Singita Grumeti, situated adjacent to the Serengeti National Park in Tanzania, is an integral part of the Serengeti-Mara Ecosystem. Singita manages the concession on behalf of the non-profit Grumeti Community and Wildlife Conservation Fund, and is responsible for the long-term sustainability of the reserve. Elephants, the gentle giants of the grasslands, form an essential part of this ecosystem. Here field guide Ross Couper tells us more:
Topographically, the Grumeti region comprises flat undulating grassy plains interrupted by scattered rocky areas, known as kopjies. Apart from the millions of blue wildebeest and several thousand zebra that move across the Serengeti grasslands every year, there are also several species that do not migrate.
Elephants dwarf the other species in the region and, given the rich biodiversity in the Grumeti area, do not compete for food with the grazing herds. These lumbering giants are often described as highly emotional and demonstrate a significant level of intelligence. One such example is the way in which they have been known to treat elephant carcasses, showing an interest in retrieving the tusks and bones. This behaviour has been noted as a way of grieving a companion when they have passed on. This emotional connection is also apparent in the way in which elephants show concern for their family members, in particular the young calves within the herds.

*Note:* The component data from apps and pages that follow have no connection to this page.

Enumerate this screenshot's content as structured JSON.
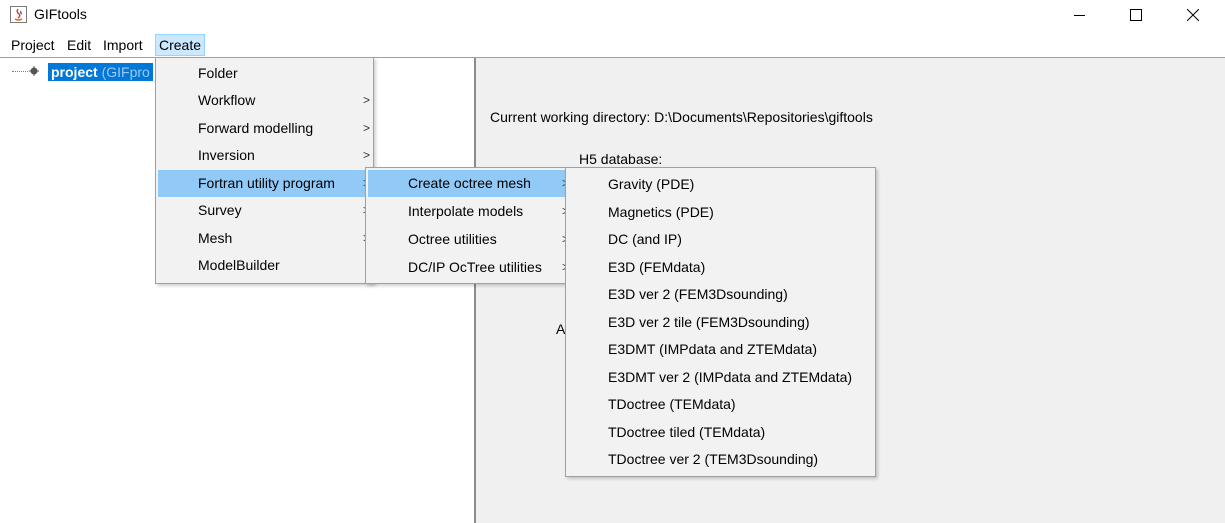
{
  "window": {
    "title": "GIFtools"
  },
  "window_controls": {
    "minimize": "—",
    "maximize": "☐",
    "close": "✕"
  },
  "menubar": {
    "project": "Project",
    "edit": "Edit",
    "import": "Import",
    "create": "Create"
  },
  "tree": {
    "root_label": "project",
    "root_suffix": "(GIFpro"
  },
  "content": {
    "cwd": "Current working directory:  D:\\Documents\\Repositories\\giftools",
    "h5": "H5 database:",
    "partial": "A"
  },
  "create_menu": {
    "items": [
      {
        "label": "Folder",
        "submenu": false
      },
      {
        "label": "Workflow",
        "submenu": true
      },
      {
        "label": "Forward modelling",
        "submenu": true
      },
      {
        "label": "Inversion",
        "submenu": true
      },
      {
        "label": "Fortran utility program",
        "submenu": true
      },
      {
        "label": "Survey",
        "submenu": true
      },
      {
        "label": "Mesh",
        "submenu": true
      },
      {
        "label": "ModelBuilder",
        "submenu": false
      }
    ],
    "highlighted": "Fortran utility program"
  },
  "fortran_menu": {
    "items": [
      {
        "label": "Create octree mesh",
        "submenu": true
      },
      {
        "label": "Interpolate models",
        "submenu": true
      },
      {
        "label": "Octree utilities",
        "submenu": true
      },
      {
        "label": "DC/IP OcTree utilities",
        "submenu": true
      }
    ],
    "highlighted": "Create octree mesh"
  },
  "octree_menu": {
    "items": [
      {
        "label": "Gravity (PDE)"
      },
      {
        "label": "Magnetics (PDE)"
      },
      {
        "label": "DC (and IP)"
      },
      {
        "label": "E3D (FEMdata)"
      },
      {
        "label": "E3D ver 2 (FEM3Dsounding)"
      },
      {
        "label": "E3D ver 2 tile (FEM3Dsounding)"
      },
      {
        "label": "E3DMT (IMPdata and ZTEMdata)"
      },
      {
        "label": "E3DMT ver 2 (IMPdata and ZTEMdata)"
      },
      {
        "label": "TDoctree (TEMdata)"
      },
      {
        "label": "TDoctree tiled (TEMdata)"
      },
      {
        "label": "TDoctree ver 2 (TEM3Dsounding)"
      }
    ]
  },
  "colors": {
    "selection": "#0078d7",
    "menu_highlight": "#91c9f7",
    "menubar_active": "#cce8ff"
  },
  "submenu_arrow": ">"
}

As a keystone species in the Serengeti – animals whose behaviour allows for other species to thrive and contributes to the biodiversity of an area – elephants help to naturally conserve their own habitat. They stop the progression of grassland into forest or woodland, thereby providing plenty of feed for the migrating mammals. By uprooting woody plants that spout among the grasses (which form the beginnings of a forest), elephants help to manage the life-giving plains, including the throngs of antelope, wildebeest and zebra, and the predators who feed on them. Without the work of these animals, the habitat would change or disappear, completely disrupting the migration and the ecosystem at large. It’s just one of the reasons why looking after Singita Grumeti’s elephant population, and those of all the other species that live there, is a critical part of the conservation process.
A close-up look at elephant hide
Spanning over 350,000 acres of untouched wilderness, Singita Grumeti is home to five of Singita’s 12 lodges and camps, including Singita Explore, a private-use mobile camp that offers guest an intimate and authentic connection with the landscape and its wildlife.